Across the entries below, tally every line that holds the string "Gravity" and reply with the number only.
=== Section Start ===
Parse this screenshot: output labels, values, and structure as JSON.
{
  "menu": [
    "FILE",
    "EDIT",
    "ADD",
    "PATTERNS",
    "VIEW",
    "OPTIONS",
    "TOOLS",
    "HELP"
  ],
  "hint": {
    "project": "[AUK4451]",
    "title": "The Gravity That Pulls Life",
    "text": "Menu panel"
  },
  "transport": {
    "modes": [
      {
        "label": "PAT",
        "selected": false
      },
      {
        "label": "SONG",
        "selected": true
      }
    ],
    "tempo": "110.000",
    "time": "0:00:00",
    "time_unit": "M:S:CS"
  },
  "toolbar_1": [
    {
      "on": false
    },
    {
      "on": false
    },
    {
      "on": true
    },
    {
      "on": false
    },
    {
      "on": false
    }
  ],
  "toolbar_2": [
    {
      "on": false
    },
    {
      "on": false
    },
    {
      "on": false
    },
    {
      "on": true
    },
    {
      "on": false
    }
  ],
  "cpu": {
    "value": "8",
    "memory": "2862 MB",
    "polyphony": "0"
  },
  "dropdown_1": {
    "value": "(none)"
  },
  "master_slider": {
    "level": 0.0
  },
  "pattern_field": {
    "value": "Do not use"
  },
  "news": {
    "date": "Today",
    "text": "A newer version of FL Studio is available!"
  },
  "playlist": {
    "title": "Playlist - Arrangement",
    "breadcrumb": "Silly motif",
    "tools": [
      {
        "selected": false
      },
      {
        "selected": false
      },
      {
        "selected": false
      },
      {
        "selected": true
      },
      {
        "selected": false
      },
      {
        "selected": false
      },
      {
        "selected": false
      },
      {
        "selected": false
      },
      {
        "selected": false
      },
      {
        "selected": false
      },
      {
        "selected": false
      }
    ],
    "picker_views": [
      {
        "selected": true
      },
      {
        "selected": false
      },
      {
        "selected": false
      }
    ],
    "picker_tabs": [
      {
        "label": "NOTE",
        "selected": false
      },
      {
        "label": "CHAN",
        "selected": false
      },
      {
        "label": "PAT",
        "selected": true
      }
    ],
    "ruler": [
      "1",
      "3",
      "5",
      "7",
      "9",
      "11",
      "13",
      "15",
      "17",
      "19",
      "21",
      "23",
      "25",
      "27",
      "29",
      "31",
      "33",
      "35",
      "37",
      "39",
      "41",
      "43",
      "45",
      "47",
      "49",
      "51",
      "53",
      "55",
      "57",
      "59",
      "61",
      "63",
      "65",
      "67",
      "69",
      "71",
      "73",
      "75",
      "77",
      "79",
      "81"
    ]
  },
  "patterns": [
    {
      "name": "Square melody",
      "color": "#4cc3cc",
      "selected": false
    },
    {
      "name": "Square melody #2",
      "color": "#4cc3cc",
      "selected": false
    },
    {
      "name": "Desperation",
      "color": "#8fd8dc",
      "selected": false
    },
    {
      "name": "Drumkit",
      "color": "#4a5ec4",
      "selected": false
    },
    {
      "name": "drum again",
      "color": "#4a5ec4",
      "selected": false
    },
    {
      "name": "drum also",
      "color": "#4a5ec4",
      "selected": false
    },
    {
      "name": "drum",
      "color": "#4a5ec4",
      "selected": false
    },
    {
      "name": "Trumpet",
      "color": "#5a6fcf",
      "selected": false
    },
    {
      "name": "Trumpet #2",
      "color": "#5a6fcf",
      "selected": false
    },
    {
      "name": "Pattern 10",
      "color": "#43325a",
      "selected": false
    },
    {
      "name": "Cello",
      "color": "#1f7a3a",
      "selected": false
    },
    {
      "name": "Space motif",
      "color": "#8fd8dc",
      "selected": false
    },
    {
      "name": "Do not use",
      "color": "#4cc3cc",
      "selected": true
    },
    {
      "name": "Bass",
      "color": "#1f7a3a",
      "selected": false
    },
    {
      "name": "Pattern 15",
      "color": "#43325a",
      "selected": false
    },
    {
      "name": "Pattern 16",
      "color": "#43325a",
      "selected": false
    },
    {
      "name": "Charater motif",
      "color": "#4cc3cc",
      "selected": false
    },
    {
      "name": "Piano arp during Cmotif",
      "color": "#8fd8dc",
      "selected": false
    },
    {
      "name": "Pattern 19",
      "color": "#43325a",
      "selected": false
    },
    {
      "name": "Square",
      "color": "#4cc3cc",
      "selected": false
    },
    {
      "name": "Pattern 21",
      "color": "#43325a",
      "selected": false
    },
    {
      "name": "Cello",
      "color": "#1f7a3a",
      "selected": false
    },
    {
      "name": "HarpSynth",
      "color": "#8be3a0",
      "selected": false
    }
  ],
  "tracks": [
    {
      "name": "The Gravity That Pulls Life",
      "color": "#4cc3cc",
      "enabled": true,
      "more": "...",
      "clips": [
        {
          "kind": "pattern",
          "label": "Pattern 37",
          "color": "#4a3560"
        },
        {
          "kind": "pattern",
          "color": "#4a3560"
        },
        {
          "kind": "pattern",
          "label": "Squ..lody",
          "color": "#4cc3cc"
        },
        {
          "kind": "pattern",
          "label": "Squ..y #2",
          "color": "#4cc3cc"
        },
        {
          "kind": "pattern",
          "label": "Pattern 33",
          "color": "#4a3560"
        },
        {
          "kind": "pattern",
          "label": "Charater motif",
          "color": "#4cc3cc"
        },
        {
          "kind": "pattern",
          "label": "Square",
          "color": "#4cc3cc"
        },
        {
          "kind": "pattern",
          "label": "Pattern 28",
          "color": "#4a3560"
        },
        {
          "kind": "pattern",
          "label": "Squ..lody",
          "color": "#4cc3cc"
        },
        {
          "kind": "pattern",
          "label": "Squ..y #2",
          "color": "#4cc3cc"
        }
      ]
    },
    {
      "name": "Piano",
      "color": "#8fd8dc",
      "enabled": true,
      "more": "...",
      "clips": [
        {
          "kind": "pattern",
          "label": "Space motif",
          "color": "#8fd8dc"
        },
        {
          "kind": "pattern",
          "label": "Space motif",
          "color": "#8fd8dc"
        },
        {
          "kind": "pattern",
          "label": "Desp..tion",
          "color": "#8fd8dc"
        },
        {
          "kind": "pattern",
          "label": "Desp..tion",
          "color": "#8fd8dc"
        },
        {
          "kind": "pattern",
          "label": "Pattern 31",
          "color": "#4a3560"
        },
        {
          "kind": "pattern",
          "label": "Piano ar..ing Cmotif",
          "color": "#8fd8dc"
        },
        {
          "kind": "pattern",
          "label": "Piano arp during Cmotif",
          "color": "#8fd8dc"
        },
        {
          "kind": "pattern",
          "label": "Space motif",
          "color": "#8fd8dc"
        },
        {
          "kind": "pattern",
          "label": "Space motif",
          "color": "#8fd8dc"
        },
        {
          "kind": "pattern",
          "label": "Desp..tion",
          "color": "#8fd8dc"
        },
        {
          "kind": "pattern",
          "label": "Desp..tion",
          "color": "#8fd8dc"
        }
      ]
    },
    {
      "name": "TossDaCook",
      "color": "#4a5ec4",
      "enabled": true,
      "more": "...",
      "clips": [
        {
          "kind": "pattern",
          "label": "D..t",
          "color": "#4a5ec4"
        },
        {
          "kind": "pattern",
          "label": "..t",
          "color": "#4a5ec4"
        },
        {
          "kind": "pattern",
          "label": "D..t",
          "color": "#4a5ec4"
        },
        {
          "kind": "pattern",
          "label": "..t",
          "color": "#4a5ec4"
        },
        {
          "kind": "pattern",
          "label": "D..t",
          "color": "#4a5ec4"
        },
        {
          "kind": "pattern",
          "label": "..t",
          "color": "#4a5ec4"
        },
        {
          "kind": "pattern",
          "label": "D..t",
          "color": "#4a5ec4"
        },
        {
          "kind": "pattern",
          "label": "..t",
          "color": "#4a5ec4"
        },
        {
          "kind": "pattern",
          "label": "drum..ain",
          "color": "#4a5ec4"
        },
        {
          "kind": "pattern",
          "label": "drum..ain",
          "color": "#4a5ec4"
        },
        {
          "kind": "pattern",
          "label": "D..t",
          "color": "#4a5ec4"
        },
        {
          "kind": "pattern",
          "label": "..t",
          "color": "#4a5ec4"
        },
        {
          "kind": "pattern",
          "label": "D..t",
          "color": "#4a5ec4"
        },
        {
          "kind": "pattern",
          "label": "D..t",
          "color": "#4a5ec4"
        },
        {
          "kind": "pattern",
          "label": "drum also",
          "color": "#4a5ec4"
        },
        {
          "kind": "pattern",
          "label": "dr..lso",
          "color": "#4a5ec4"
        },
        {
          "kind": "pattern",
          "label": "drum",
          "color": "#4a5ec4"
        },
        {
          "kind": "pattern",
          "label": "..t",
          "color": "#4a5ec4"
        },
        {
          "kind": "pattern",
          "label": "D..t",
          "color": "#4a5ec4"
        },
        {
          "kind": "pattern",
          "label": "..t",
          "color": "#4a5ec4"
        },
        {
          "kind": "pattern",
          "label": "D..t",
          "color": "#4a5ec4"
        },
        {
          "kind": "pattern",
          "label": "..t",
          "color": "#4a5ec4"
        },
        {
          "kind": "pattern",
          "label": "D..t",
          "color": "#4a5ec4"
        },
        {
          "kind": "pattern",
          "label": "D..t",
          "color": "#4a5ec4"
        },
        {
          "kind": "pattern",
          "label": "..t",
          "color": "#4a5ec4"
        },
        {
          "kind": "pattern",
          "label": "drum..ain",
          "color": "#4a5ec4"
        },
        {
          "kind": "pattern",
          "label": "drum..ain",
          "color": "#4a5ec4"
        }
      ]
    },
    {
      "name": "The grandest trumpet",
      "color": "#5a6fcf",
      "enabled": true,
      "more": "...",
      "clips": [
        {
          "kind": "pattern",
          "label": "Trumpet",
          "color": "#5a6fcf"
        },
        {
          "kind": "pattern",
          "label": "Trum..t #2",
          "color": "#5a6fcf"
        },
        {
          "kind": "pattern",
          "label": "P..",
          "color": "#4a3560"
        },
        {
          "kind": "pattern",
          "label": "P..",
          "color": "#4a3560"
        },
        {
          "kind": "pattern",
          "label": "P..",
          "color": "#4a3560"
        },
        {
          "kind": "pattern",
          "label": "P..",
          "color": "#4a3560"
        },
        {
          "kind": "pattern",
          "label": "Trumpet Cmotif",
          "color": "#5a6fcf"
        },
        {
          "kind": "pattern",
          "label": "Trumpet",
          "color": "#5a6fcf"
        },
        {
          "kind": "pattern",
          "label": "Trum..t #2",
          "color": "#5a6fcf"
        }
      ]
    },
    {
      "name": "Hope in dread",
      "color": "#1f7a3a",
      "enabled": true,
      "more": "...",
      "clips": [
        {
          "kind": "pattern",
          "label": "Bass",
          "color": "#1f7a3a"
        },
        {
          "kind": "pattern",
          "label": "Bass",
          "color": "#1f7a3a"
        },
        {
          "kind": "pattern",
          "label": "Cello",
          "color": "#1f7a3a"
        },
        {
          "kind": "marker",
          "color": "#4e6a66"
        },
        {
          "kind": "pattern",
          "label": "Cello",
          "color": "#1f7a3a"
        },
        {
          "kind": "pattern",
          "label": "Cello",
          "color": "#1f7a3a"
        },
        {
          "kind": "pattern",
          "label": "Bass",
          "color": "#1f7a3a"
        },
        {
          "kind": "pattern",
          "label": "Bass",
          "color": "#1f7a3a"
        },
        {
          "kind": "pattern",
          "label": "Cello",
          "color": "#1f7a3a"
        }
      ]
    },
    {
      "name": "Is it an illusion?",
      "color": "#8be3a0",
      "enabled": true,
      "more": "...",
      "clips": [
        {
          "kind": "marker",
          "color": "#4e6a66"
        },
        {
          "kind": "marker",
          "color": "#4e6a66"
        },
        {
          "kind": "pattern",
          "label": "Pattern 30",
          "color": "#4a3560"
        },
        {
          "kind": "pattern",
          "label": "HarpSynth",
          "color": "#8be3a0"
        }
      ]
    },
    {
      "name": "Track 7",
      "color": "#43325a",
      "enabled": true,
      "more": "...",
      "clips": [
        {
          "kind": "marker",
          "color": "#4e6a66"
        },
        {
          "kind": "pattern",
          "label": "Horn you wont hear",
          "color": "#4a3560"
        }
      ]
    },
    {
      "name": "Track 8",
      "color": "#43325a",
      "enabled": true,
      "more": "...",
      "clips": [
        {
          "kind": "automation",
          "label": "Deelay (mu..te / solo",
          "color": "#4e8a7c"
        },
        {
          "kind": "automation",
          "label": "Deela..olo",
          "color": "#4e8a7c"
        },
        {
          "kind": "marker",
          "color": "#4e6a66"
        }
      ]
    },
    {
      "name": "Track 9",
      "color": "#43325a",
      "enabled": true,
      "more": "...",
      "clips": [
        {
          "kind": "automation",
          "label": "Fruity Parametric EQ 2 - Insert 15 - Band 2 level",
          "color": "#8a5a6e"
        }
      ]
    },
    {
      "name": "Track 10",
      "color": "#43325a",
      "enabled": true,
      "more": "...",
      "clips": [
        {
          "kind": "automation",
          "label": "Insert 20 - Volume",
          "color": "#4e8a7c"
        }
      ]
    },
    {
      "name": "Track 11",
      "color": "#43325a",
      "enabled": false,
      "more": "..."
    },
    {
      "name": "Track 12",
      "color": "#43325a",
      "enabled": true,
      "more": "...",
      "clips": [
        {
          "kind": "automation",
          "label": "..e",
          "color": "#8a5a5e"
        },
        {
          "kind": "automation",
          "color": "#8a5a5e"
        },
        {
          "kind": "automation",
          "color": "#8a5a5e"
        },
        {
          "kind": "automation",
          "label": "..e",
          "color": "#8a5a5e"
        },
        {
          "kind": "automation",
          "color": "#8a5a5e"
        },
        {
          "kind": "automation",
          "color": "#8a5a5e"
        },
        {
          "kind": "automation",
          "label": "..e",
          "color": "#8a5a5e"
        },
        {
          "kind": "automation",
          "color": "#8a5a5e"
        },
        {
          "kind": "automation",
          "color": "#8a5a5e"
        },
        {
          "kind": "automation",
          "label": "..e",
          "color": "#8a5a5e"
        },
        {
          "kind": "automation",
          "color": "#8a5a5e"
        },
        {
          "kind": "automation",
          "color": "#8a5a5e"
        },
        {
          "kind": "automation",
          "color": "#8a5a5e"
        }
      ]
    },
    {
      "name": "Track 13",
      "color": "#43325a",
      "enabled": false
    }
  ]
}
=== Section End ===
## RESULT BELOW
2